• PROBLEM STATEMENT
Output the data in full and exactly as presented.

### DATA TO USE

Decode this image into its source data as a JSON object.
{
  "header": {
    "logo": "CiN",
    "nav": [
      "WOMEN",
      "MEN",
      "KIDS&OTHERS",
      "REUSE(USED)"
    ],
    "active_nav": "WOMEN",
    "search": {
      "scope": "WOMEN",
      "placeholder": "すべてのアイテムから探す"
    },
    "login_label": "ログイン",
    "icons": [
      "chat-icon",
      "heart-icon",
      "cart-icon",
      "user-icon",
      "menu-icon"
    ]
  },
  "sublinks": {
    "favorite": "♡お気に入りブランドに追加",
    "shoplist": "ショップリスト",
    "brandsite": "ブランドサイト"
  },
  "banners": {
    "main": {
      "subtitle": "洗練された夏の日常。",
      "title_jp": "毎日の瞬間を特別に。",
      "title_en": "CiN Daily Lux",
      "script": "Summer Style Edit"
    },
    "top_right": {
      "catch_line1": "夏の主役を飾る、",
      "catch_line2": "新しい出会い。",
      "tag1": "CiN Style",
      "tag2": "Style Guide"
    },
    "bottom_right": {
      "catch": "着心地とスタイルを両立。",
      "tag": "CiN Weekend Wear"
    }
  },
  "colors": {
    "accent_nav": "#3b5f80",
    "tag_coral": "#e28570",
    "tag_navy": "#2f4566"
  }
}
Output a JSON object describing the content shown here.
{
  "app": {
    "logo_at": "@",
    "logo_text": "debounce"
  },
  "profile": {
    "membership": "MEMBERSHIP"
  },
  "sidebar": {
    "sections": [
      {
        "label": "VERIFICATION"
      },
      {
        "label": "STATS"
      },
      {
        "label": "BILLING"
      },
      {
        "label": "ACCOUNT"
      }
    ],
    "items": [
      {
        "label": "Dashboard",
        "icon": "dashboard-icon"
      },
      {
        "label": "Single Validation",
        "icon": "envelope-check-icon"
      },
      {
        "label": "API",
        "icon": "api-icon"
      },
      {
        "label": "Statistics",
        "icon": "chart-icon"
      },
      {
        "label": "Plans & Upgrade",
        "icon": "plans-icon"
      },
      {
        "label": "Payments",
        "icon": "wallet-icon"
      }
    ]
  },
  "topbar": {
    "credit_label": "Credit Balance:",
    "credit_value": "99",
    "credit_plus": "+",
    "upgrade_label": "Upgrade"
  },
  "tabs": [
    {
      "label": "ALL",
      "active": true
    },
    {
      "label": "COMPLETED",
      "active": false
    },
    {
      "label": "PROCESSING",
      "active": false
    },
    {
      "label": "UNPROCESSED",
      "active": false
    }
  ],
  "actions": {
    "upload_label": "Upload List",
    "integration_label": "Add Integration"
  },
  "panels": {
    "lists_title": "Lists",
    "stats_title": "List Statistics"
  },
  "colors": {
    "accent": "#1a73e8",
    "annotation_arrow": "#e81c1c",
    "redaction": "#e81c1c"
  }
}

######

• ANSWER SPACE
Decode this image into its source data as a JSON object.
{
  "header": {
    "logo": "CiN",
    "nav": [
      "WOMEN",
      "MEN",
      "KIDS&OTHERS",
      "REUSE(USED)"
    ],
    "active_nav": "WOMEN",
    "search": {
      "scope": "WOMEN",
      "placeholder": "すべてのアイテムから探す"
    },
    "login_label": "ログイン",
    "icons": [
      "chat-icon",
      "heart-icon",
      "cart-icon",
      "user-icon",
      "menu-icon"
    ]
  },
  "sublinks": {
    "favorite": "♡お気に入りブランドに追加",
    "shoplist": "ショップリスト",
    "brandsite": "ブランドサイト"
  },
  "banners": {
    "main": {
      "subtitle": "洗練された夏の日常。",
      "title_jp": "毎日の瞬間を特別に。",
      "title_en": "CiN Daily Lux",
      "script": "Summer Style Edit"
    },
    "top_right": {
      "catch_line1": "夏の主役を飾る、",
      "catch_line2": "新しい出会い。",
      "tag1": "CiN Style",
      "tag2": "Style Guide"
    },
    "bottom_right": {
      "catch": "着心地とスタイルを両立。",
      "tag": "CiN Weekend Wear"
    }
  },
  "colors": {
    "accent_nav": "#3b5f80",
    "tag_coral": "#e28570",
    "tag_navy": "#2f4566"
  }
}
Output a JSON object describing the content shown here.
{
  "app": {
    "logo_at": "@",
    "logo_text": "debounce"
  },
  "profile": {
    "membership": "MEMBERSHIP"
  },
  "sidebar": {
    "sections": [
      {
        "label": "VERIFICATION"
      },
      {
        "label": "STATS"
      },
      {
        "label": "BILLING"
      },
      {
        "label": "ACCOUNT"
      }
    ],
    "items": [
      {
        "label": "Dashboard",
        "icon": "dashboard-icon"
      },
      {
        "label": "Single Validation",
        "icon": "envelope-check-icon"
      },
      {
        "label": "API",
        "icon": "api-icon"
      },
      {
        "label": "Statistics",
        "icon": "chart-icon"
      },
      {
        "label": "Plans & Upgrade",
        "icon": "plans-icon"
      },
      {
        "label": "Payments",
        "icon": "wallet-icon"
      }
    ]
  },
  "topbar": {
    "credit_label": "Credit Balance:",
    "credit_value": "99",
    "credit_plus": "+",
    "upgrade_label": "Upgrade"
  },
  "tabs": [
    {
      "label": "ALL",
      "active": true
    },
    {
      "label": "COMPLETED",
      "active": false
    },
    {
      "label": "PROCESSING",
      "active": false
    },
    {
      "label": "UNPROCESSED",
      "active": false
    }
  ],
  "actions": {
    "upload_label": "Upload List",
    "integration_label": "Add Integration"
  },
  "panels": {
    "lists_title": "Lists",
    "stats_title": "List Statistics"
  },
  "colors": {
    "accent": "#1a73e8",
    "annotation_arrow": "#e81c1c",
    "redaction": "#e81c1c"
  }
}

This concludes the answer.